Ocean Optics Marks a Milestone in Customer Partnership
It all started with two guys in a boat.
Some entrepreneurial-minded scientists from Florida started Ocean Optics in the late ’80s, seeded by a U.S. government grant for an oceanographic pH sensor.
As part of their work, the scientists needed a spectrometer to deploy at sea – and were surprised to discover that none existed small enough, flexible enough, or affordable enough to meet their needs. So, like all resourceful inventors, they made their own.
By April 1992, Ocean Optics had sold “the world’s first miniature fiber optic spectrometer,” to a researcher at Los Alamos National Laboratory. Since then, our technologies have evolved and our product offering has expanded, while customers continue to surprise and amaze us with applications made possible with optical sensing.
Collaborating to Solve Problems
To paraphrase one of our founders, without problems to solve, there is no Ocean Optics. Our products are just tools: It’s our knowledge and commitment, combined with the customer’s curiosity and creativity, that inspire success. Consider some of the remarkable applications our customers have accomplished:
- Apple sorting and grading
- Biodiesel quality control
- Color testing of LEDs
- Dental curing light measurement
- Elemental analysis of wastewater
- Food authentication and security
- Grains inspection for quality control
- Heme proteins analysis
- Mercury analysis in water, soils and fish
- Night filter transmission efficiency
- Olive oil fraud detection
- Precision agriculture via remote monitoring
- Resins identification and sorting
- Soil reflectance in thermal pools
- Transmission of glass filters
- UV transmission of sunglasses
- Volcanic emissions monitoring
- Wine fermentation monitoring
Taking us to Amazing Places

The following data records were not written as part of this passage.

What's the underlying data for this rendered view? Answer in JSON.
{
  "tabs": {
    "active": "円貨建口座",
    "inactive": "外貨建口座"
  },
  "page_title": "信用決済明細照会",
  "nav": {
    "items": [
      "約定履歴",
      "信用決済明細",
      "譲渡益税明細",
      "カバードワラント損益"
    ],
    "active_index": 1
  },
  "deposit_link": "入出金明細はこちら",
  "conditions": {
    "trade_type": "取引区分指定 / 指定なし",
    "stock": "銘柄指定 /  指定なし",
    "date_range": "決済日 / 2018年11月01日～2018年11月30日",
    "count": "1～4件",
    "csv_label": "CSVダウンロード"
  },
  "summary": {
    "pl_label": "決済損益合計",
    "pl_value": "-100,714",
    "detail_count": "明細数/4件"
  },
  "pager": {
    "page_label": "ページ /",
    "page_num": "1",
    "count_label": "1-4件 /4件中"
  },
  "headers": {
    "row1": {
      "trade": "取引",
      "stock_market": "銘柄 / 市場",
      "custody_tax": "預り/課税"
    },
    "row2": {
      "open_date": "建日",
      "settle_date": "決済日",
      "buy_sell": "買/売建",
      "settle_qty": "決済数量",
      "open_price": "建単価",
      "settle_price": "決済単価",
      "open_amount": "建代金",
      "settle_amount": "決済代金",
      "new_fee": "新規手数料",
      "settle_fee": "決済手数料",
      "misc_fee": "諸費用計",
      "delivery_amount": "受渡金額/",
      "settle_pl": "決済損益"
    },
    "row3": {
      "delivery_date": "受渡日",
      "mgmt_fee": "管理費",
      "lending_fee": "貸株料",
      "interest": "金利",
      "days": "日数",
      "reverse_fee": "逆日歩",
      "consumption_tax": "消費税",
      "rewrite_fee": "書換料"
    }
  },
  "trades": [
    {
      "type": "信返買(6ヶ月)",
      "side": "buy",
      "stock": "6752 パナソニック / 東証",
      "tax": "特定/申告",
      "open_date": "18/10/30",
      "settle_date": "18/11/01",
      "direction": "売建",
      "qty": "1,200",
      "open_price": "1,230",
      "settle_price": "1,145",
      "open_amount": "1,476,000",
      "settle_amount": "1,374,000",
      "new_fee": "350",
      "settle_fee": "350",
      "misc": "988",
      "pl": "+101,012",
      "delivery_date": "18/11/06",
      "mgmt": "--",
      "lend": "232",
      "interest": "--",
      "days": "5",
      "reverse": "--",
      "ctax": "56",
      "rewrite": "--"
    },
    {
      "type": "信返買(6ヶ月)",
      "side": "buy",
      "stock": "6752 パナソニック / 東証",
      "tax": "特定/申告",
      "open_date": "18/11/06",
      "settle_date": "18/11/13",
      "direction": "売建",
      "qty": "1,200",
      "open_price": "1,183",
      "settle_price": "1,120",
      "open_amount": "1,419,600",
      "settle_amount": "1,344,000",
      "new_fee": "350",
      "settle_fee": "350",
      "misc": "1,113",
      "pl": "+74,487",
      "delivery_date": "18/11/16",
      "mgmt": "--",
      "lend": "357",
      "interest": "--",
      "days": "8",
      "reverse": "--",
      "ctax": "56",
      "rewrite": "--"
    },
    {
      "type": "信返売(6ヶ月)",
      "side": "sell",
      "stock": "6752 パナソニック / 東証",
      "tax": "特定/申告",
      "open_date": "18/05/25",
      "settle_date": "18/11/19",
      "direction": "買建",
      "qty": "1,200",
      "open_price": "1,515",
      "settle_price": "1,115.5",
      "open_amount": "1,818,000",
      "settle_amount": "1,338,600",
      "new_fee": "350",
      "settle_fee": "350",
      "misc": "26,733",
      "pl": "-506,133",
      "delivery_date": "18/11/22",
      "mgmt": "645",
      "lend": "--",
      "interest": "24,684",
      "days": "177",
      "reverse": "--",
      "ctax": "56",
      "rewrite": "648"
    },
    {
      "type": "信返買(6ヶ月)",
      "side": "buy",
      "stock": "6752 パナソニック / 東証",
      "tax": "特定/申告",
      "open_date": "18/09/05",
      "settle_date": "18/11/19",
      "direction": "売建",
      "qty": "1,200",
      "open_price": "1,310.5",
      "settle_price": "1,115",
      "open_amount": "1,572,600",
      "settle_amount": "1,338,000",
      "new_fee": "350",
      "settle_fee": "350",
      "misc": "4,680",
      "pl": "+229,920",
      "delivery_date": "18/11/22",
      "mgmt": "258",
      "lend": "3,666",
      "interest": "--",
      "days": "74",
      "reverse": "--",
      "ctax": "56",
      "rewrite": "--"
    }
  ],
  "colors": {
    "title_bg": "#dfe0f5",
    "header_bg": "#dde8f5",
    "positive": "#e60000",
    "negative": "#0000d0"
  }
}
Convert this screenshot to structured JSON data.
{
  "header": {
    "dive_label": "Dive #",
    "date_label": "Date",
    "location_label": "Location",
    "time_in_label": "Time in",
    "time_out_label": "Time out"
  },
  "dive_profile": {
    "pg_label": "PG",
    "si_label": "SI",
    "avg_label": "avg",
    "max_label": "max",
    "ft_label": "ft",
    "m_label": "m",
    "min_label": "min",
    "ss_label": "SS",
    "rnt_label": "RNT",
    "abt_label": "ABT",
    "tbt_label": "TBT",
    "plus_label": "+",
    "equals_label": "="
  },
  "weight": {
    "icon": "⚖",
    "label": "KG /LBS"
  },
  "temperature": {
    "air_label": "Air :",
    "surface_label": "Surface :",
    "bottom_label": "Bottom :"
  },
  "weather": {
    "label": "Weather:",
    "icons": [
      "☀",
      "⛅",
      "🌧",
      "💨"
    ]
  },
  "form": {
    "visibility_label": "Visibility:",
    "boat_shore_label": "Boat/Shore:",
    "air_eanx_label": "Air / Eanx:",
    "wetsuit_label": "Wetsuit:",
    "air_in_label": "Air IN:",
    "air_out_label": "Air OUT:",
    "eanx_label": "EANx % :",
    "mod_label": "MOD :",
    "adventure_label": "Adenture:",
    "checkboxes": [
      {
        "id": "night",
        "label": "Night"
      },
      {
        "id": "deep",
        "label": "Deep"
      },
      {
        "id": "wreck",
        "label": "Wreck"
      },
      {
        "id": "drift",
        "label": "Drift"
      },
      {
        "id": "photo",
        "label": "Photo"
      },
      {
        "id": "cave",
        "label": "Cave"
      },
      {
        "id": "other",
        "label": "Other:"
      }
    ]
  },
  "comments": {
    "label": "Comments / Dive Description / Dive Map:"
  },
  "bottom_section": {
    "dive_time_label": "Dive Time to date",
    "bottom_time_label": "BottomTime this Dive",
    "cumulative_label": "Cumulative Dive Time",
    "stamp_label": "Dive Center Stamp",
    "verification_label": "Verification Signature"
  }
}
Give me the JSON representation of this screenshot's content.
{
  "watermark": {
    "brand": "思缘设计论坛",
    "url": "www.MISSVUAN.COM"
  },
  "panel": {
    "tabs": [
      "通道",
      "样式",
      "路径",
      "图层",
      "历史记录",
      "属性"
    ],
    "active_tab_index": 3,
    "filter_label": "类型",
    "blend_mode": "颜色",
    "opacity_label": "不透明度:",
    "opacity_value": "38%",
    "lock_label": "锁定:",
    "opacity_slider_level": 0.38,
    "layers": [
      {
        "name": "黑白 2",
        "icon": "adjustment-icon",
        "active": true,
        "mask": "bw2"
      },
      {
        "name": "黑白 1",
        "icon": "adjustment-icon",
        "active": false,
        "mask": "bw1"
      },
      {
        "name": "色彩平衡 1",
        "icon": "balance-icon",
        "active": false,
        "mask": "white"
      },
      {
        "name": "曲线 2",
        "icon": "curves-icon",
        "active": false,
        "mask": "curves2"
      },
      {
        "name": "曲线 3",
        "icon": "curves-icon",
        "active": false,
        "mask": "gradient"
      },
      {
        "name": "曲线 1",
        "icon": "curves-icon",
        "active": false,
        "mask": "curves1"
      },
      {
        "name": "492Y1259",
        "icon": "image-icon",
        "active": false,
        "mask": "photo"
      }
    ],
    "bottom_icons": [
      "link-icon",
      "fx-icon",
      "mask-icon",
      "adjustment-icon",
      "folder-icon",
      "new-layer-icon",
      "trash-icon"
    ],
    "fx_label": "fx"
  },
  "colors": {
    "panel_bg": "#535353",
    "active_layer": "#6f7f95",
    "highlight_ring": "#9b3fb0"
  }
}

Our customers have taken us – more correctly, our spectrometers and optical sensing equipment – to some remarkable places to explore, investigate and monitor:
- Deep-sea thermal vents, Indian Ocean – O2 respiration in snails
- Falkland Islands, South America – color of rockhopper penguin bills (beaks)
- Kailua-Kona, Hawaii – fluorescence of corals
- Mt. Everest – ozone measurement
- Smithsonian Museum of Natural History – optical properties of the Hope Diamond and other gemstones
- Surface of the Moon, part of NASA’s LCROSS mission – reflectivity of a plume of surface matter
- “Trail by Fire,” South American Andes – flux of SO2 from volcanoes
- Yellowstone National Park – color of hot springs
Using Various Measurement Techniques
Our customers have taken advantage of different technologies we offer and know-how we can provide to solve application problems.
Imagining What Comes Next
Thanks to the skill and creativity of our customers, the modular spectroscopy Ocean Optics introduced 25 years ago has evolved beyond laboratory analysis and taken optical sensing to places we never could have imagined. We look forward to helping customers continue to realize amazing solutions using optical sensing technologies.